I’d gone to Haywood 209 Café — a local diner-like establishment — to meet my dear friend Rebecca Lile, who is now a published author. (Yay!) We celebrated her birthday and enjoyed a leisure breakfast — catching up on one another’s lives, especially the release of her new book God’s Diner. She’d brought me several copies, per my request, to give as gifts this Christmas. I knew one was for Allie, but wasn’t certain to whom the others would go.
We stayed much longer than perhaps we’d planned — so wrapped up in good conversation. By the time we paid the bill and prepared to leave, I was praying our puppy Prancer hadn’t chewed down the Christmas tree. Visions of shredded ornaments and maybe a pillow or two clouded my mind and made me feel a tad anxious.
As we hugged, I noticed a woman who works at the diner preparing to leave.

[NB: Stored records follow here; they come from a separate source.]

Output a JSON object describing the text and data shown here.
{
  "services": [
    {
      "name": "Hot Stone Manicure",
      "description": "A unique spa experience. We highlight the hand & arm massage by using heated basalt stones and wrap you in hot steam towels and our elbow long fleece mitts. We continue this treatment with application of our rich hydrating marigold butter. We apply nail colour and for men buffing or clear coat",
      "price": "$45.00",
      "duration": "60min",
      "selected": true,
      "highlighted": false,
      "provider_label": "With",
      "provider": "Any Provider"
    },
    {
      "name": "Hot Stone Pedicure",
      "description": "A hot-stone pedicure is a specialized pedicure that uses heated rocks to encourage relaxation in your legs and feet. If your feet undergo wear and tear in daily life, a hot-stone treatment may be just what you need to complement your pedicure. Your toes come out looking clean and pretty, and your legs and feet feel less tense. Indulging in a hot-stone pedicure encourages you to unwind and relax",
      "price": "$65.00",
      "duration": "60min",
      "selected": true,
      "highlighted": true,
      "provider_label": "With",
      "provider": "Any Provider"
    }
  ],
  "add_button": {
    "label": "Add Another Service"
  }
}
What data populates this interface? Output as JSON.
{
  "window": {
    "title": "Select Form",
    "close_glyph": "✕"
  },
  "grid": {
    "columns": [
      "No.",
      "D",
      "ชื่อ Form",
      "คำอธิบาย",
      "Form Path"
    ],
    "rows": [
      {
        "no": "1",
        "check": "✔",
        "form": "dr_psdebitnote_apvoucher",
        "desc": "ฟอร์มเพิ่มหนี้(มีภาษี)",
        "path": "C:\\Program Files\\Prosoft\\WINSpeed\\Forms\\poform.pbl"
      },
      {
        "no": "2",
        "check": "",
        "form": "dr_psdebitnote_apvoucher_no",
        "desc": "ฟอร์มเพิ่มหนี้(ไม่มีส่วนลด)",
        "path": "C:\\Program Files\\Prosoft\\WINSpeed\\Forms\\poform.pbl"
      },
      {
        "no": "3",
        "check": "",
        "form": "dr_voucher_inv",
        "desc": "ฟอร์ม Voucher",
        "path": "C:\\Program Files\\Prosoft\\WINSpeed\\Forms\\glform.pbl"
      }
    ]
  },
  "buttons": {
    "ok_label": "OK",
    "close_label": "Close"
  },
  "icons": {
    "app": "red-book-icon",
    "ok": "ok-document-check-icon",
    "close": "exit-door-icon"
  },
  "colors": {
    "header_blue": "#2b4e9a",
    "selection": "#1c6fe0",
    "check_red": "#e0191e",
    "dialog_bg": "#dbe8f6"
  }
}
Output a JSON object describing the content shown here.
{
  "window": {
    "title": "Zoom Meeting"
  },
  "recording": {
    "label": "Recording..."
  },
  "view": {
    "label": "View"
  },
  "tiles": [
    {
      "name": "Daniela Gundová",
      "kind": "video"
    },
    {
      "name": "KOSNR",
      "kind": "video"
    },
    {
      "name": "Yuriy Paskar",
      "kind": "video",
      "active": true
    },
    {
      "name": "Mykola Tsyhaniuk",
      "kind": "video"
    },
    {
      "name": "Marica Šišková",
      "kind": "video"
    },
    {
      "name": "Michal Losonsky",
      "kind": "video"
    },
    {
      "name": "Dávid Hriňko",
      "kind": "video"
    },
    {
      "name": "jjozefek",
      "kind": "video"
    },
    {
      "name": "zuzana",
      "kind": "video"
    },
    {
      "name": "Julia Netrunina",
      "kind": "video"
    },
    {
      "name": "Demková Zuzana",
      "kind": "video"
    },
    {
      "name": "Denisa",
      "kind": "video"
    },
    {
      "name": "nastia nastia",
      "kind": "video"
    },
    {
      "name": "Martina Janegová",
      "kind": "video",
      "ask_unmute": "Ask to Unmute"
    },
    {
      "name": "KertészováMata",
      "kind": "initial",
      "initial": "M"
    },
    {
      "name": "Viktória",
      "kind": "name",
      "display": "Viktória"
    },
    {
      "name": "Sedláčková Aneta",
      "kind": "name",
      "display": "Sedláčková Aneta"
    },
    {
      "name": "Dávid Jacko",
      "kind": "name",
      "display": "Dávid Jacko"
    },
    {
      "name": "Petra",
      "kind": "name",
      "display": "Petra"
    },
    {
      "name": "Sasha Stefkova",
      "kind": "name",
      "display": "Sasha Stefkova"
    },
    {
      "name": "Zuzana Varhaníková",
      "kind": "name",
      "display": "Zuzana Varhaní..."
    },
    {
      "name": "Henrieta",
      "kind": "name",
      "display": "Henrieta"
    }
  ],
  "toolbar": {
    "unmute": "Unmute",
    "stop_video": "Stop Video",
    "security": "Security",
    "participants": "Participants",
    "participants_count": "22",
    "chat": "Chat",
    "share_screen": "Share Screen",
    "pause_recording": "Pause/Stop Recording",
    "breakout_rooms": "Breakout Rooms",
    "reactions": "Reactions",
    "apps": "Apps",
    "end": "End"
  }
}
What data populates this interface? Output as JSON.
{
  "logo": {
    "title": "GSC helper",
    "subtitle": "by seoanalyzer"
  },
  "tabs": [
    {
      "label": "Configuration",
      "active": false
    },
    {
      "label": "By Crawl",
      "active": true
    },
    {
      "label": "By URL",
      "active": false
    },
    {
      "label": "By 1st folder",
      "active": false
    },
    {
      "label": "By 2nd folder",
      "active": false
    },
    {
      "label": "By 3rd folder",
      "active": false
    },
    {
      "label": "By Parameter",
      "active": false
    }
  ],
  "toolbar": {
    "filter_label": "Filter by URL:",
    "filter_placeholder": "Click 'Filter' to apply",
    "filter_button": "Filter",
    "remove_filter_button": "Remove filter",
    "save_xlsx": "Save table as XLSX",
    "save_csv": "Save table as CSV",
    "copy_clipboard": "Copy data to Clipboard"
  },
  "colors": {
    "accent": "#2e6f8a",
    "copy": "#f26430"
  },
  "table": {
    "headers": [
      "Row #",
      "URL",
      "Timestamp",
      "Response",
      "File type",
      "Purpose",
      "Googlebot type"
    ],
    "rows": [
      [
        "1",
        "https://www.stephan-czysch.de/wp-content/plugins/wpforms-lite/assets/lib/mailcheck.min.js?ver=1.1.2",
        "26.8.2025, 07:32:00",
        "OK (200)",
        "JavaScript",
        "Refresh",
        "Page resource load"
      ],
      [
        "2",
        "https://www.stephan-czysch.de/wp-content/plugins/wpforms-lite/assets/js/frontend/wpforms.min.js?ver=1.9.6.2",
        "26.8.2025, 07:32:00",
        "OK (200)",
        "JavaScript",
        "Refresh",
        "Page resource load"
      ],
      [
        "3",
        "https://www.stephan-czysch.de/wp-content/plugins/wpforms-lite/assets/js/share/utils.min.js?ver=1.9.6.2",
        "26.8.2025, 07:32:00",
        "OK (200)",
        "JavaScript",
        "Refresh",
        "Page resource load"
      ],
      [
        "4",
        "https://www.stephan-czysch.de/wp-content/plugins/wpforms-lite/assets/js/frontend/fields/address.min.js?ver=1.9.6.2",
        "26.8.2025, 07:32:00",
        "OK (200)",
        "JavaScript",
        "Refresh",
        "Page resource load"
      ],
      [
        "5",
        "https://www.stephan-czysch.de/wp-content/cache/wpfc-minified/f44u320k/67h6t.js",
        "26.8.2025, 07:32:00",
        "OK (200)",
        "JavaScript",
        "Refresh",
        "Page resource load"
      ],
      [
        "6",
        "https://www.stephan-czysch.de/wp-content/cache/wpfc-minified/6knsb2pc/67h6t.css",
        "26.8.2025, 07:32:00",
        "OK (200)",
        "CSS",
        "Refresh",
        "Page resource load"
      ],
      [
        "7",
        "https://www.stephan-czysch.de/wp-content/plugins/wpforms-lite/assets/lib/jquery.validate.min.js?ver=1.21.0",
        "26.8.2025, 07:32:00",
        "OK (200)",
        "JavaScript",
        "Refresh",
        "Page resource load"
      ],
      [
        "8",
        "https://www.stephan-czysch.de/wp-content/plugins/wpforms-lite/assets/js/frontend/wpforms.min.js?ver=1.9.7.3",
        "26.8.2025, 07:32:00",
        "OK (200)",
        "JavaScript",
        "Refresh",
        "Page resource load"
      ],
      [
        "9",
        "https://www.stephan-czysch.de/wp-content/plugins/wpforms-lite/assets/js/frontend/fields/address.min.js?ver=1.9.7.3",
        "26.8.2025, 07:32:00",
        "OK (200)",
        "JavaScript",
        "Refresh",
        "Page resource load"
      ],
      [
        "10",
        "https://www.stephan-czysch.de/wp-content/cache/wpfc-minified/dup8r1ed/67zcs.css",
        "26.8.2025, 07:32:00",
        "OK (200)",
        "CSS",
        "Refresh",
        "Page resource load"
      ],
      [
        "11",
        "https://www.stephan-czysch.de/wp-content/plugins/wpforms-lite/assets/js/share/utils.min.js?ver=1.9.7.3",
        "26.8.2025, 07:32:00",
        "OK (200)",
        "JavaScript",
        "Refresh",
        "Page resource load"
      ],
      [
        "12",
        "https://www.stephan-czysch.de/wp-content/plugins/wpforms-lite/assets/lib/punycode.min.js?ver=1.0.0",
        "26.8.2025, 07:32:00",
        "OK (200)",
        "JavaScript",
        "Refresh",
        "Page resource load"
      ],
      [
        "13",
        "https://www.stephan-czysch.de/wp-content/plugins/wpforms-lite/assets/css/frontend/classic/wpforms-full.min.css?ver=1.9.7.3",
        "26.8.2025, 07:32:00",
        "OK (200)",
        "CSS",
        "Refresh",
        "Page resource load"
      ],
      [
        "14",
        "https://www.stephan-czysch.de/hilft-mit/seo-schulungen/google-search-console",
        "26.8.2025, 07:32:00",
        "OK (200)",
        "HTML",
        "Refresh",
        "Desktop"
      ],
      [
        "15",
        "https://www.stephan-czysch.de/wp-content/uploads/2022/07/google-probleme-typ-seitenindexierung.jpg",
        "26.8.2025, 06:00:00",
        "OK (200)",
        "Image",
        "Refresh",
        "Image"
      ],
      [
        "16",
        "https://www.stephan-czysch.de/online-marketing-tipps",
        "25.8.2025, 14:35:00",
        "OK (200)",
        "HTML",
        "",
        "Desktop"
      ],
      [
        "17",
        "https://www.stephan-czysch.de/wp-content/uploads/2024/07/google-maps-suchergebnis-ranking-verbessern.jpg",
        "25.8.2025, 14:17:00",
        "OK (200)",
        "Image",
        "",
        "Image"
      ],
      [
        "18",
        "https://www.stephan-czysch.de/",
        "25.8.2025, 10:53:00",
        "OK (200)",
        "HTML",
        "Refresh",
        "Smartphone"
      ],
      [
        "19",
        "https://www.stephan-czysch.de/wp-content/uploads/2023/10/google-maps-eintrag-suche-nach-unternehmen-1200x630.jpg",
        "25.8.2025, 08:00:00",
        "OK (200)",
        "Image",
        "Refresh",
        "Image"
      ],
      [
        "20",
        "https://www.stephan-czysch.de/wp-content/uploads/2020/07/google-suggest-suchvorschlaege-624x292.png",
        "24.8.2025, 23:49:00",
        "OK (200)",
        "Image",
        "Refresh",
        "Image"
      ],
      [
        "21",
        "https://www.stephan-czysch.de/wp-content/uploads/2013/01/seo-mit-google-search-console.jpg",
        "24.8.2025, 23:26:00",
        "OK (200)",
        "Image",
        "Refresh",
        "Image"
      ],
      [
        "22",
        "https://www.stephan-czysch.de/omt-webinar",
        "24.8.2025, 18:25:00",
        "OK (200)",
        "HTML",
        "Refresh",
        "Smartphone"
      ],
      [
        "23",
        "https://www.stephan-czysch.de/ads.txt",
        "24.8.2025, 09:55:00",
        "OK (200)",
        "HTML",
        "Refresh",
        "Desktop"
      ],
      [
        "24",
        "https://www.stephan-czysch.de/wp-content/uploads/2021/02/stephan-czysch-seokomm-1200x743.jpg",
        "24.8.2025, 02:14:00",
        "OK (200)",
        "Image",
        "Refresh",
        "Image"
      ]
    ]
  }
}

She’s someone my mom introduced me to — whose children attend the same school as Allie and who lives several miles from Haywood Café. Because she doesn’t own a reliable vehicle, we often see her walking to and from work. Occasionally, if we see her in time, we offer her a ride. It’s an easy joy.
As I put on my coat, I asked her, “Mary, do you need a ride home?”
Her face brightened, “Yes, ma’am — if it’s not too much trouble.”
Of course not. As I mentioned, I’d be the recipient of the joy she would bring. “No trouble at all,” I replied.
Rebecca and I hugged one more time. “Thanks for the books,” I said again. “I can’t wait to give Allie hers.” Then, “Happy birthday, friend.”
We each got in our respective cars, and I unlocked the door for Mary. I moved the copies of God’s Diner off the passenger seat, making room for her to sit down.
“Thanks again,” she said, fastening her seat belt.
“Oh, my pleasure,” I replied. “That was perfect timing. I didn’t intend to stay quite so long, but I guess God knew.”
“He always does,” Mary said with her sweet smile.
“True. My friend Rebecca and I had so much to catch up on. She recently published her first children’s book entitled God’s Diner.” I reached inside the bag for a copy. And then I understood.
Handing it to Mary, I continued, “It’s about God’s love for all His children. It takes place in a diner — much like Haywood 209. Would you like a copy?”
Mary looked thoughtfully at the book for a moment, and then she asked, “Would ya mind if I wrapped it up and gave it to the youngins’ for Christmas?”
“Oh, that’s perfect!” I exclaimed. Then, “I’m so thankful for God’s timing.” I knew, had I left when I’d originally intended, I’d have missed the gift of that moment.
“Me too,” Mary agreed, as she thumbed through the pages, skimming the book. “I try to tell everyone at the café to love those who come in, no matter who they be. The other day, a man came in, and somebody said somethin’ that was just plain mean. I told ’em, ‘You can’t judge people. You gotta treat everyone with kindness and love. That’s what God wants.’ They mighta been mad that I said that, but it’s the truth — as far as I can see, anyhow. We’s all brothers and sisters.”
I knew in that moment two things —
First, I’d left Haywood 209 Café right on time.
And I’d been nourished with more than just good food. This simple woman’s wise words fed my soul.
And I drove home, full up with JOY.